> [Your assignment]: What is the count of lines in the records that include "data"? Reply with that number alone.

______________________________

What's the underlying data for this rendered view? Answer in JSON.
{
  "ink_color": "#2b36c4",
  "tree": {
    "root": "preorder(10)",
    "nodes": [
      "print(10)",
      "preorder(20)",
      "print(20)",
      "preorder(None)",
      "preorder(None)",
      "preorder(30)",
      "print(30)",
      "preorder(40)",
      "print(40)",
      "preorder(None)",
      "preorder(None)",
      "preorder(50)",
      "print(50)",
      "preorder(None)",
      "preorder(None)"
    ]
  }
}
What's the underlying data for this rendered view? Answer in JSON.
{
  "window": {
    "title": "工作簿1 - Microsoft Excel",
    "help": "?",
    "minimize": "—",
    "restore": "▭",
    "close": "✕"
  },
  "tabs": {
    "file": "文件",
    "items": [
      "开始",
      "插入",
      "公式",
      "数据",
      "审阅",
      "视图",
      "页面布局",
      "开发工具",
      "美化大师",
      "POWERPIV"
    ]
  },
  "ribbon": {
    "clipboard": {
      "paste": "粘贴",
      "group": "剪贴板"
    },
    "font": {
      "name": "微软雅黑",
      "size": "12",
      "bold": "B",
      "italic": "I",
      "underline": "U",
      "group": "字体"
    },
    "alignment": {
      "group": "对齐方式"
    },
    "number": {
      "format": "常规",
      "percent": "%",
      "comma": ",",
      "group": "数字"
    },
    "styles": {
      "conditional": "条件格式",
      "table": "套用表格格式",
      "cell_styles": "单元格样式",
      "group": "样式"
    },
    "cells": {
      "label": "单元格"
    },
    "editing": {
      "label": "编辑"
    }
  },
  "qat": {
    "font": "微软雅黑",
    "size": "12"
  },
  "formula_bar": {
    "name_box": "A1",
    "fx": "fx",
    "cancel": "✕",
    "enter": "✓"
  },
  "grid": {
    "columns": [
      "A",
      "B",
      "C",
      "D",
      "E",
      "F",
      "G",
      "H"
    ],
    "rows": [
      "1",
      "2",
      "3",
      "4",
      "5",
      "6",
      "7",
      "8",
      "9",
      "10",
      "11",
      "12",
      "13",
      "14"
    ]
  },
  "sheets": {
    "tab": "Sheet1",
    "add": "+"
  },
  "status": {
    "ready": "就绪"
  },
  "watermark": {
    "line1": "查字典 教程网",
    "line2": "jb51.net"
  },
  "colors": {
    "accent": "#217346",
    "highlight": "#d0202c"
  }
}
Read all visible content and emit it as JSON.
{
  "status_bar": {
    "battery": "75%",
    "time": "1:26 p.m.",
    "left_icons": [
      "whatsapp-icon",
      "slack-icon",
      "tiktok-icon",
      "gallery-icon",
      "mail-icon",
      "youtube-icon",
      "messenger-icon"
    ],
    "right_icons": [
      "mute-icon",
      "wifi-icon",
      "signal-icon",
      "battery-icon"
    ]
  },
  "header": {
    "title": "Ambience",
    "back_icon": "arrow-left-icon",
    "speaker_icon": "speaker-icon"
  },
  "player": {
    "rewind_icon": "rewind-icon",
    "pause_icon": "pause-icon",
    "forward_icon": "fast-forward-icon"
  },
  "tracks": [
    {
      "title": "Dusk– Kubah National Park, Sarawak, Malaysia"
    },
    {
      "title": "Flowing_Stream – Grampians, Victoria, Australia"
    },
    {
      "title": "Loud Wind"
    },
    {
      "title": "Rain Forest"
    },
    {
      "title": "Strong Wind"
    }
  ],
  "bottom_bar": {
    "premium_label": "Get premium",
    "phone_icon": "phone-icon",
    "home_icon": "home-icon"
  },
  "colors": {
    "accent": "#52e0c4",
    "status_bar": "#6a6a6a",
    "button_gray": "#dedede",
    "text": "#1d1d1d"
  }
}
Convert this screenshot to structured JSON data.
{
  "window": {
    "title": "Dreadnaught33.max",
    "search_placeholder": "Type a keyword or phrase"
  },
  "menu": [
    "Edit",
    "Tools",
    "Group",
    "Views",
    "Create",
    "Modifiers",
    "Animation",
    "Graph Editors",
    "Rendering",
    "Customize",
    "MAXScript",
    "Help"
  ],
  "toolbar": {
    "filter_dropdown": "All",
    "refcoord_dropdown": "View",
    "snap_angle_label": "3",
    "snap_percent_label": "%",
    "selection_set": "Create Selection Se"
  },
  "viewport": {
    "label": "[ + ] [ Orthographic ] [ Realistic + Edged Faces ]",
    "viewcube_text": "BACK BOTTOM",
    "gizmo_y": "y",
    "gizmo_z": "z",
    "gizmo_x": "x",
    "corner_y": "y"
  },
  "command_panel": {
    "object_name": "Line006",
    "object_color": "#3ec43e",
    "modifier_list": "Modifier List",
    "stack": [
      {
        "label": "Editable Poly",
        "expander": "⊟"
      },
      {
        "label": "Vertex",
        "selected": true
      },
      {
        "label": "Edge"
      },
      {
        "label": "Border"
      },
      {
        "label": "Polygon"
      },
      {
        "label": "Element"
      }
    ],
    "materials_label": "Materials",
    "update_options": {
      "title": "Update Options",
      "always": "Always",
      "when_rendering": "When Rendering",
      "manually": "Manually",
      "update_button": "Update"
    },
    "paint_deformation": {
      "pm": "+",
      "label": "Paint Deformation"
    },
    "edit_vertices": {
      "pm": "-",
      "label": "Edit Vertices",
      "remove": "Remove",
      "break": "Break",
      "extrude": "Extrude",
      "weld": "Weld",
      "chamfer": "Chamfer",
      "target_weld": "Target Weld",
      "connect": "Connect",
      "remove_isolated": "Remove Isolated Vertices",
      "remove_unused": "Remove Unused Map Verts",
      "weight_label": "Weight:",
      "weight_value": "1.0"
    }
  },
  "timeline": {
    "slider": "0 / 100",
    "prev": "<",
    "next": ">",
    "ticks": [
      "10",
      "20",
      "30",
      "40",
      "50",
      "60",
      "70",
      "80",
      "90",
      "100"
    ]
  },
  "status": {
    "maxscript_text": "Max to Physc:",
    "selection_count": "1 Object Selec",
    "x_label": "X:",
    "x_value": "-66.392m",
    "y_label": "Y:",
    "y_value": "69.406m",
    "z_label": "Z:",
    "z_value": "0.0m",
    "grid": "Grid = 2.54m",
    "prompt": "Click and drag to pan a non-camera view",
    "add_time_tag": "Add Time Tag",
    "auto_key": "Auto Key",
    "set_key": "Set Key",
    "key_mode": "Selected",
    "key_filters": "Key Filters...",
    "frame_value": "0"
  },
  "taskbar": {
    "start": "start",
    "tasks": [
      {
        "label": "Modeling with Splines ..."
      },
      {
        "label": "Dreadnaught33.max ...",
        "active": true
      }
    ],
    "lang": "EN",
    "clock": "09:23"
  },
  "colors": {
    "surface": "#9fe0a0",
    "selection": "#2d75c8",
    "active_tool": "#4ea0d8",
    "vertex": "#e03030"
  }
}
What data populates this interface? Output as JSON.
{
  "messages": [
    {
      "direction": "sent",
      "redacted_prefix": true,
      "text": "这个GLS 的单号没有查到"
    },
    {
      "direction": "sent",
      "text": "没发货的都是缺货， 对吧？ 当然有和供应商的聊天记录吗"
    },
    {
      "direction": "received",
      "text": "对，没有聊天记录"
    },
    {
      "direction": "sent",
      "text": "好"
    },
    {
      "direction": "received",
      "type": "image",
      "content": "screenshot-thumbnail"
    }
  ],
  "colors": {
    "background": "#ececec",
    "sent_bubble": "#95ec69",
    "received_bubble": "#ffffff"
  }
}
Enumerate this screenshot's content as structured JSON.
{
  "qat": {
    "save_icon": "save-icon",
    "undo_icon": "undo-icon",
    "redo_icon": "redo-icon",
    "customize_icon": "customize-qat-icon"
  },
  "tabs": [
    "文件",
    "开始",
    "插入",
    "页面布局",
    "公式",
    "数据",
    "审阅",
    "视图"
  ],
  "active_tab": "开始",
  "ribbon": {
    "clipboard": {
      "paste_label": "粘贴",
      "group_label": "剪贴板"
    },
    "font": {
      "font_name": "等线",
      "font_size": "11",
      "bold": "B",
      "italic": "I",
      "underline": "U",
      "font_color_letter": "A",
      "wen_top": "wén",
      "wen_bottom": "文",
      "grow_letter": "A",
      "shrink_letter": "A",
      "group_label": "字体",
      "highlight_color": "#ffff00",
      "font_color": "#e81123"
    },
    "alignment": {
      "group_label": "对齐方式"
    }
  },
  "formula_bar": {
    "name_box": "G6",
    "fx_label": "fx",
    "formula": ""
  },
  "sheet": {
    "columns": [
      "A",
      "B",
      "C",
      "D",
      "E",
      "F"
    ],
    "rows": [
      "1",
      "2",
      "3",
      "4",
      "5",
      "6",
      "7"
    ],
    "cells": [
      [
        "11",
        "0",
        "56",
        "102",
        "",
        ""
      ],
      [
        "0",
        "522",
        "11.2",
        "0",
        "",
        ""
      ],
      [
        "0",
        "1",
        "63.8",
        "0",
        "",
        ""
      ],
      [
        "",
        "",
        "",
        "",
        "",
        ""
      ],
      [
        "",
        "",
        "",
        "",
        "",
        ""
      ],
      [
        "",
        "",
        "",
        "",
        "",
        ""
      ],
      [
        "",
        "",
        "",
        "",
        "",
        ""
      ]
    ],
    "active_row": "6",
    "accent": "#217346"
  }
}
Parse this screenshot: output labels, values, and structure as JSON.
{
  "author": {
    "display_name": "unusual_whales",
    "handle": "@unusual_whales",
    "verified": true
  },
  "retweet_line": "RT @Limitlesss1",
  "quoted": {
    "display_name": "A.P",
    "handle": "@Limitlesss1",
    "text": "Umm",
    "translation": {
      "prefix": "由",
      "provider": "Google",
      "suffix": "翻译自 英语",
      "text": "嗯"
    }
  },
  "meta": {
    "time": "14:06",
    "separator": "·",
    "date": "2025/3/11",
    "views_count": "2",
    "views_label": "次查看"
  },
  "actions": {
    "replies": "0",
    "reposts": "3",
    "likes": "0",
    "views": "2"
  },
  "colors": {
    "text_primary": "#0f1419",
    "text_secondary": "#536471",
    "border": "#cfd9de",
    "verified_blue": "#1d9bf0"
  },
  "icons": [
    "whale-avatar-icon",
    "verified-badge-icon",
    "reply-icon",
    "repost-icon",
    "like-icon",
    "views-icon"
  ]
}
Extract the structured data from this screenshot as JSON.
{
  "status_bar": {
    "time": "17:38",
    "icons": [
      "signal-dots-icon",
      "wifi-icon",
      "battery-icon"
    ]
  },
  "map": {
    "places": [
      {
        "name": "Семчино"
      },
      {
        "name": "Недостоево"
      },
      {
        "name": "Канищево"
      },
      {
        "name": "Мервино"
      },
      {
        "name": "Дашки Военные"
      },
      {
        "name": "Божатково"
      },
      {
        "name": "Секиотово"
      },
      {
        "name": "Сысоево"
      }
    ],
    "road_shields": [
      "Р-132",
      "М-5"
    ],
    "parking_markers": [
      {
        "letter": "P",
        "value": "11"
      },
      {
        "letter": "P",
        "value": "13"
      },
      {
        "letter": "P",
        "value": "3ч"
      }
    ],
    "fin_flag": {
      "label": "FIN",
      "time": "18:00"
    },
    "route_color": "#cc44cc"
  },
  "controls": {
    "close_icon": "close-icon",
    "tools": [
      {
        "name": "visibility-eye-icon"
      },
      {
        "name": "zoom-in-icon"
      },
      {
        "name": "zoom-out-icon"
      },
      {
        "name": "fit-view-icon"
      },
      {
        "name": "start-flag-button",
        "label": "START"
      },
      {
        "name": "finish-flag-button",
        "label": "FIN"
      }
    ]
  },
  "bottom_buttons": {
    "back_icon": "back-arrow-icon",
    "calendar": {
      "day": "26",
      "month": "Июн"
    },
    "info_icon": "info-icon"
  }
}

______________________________

> [Task answer]: 5